Design: Before–after study.
Setting: Three, noncardiac surgery, adult intensive care units at a 320-bed academic medical center.
Patients: Consecutive patients requiring mechanical ventilation ≥48 hrs, administered a continuously infused sedative ≥24 hrs, extubated, and successfully discharged from the intensive care unit were compared between before (December 1, 2008 to May 31, 2009) and after (December 1, 2009, to May 31, 2010) a propofol shortage.
Measurements and Main Results: Sedation drug use and common factors affecting time on mechanical ventilation were collected and if found either to differ significantly (p ≤ .10) between the two groups or to have an unadjusted significant association (p ≤ .10) with time on mechanical ventilation were included in a multivariable model. The unadjusted analyses revealed that the median (interquartile range) duration of mechanical ventilation increased from 6.7 (9.8; n = 153) to 9.6 (9.5; n = 128) days (p = .02). Fewer after-group patients received ≥24 hrs of continuously infused propofol (94% vs. 15%, p < .0001); more received ≥24 hrs of continuously infused lorazepam (7% vs. 15%, p = .037) and midazolam (30% vs. 81%, p < .0001). Compared with the before group, the after group was younger, had a higher admission Acute Physiology and Chronic Health Evaluation II score, was more likely to be admitted by a surgical service, have acute alcohol withdrawal, and be managed with pressure-controlled ventilation as the primary mode of mechanical ventilation. Of these five factors, only the Acute Physiology and Chronic Health Evaluation II score, admission service, and use of a pressure-controlled ventilation affected duration of mechanical ventilation across both groups. Although a regression model revealed that Acute Physiology and Chronic Health Evaluation II score (p < .0001), admission by a medical service (p = .009), and use of pressure-controlled ventilation (p = .02) each affected duration of mechanical ventilation in both groups, inclusion in either the before- or after-propofol shortage groups (i.e., high vs. low use of propofol) did not affect duration of mechanical ventilation (p = .35).

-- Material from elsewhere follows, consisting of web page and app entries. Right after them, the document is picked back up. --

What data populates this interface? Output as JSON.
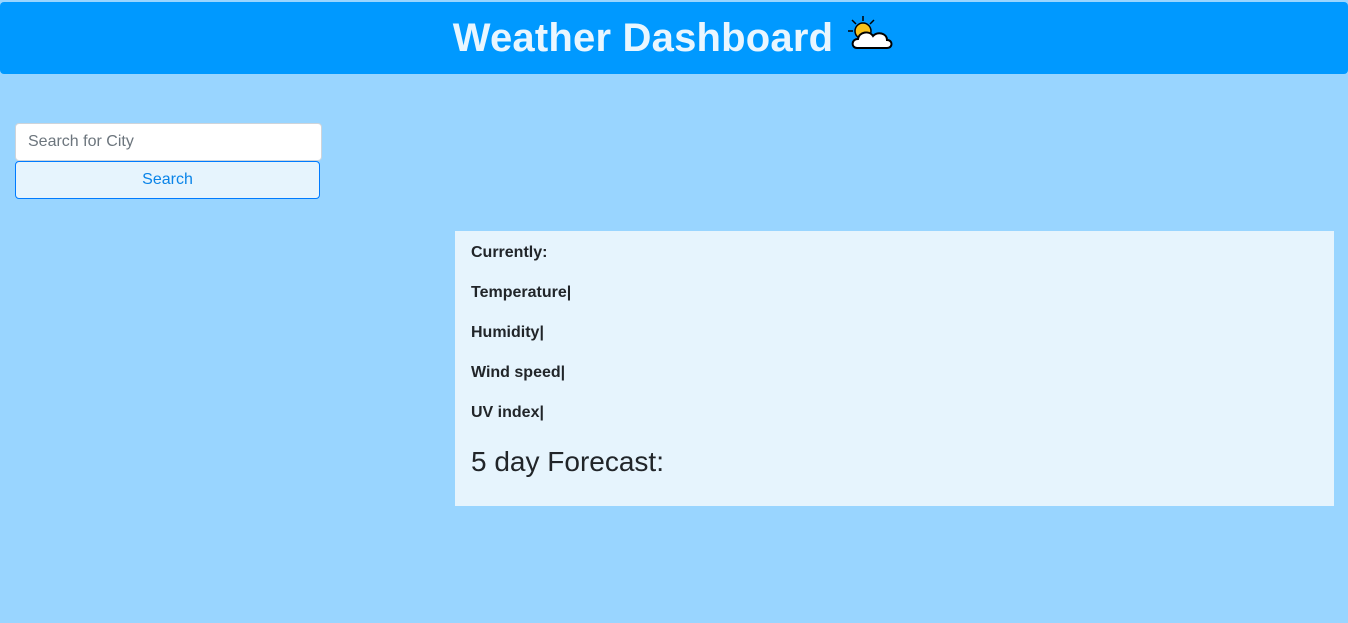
{
  "header": {
    "title": "Weather Dashboard",
    "icon": "sun-behind-cloud-icon"
  },
  "search": {
    "placeholder": "Search for City",
    "value": "",
    "button_label": "Search"
  },
  "current": {
    "currently_label": "Currently:",
    "temperature_label": "Temperature|",
    "humidity_label": "Humidity|",
    "wind_label": "Wind speed|",
    "uv_label": "UV index|",
    "forecast_title": "5 day Forecast:"
  },
  "colors": {
    "page_bg": "#99d5ff",
    "header_bg": "#0099ff",
    "panel_bg": "#e6f4fd",
    "button_border": "#007bff"
  }
}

Conclusions: An 84% decrease in propofol use in the adult intensive care units at our academic institution as a result of a national shortage did not affect duration of mechanical ventilation.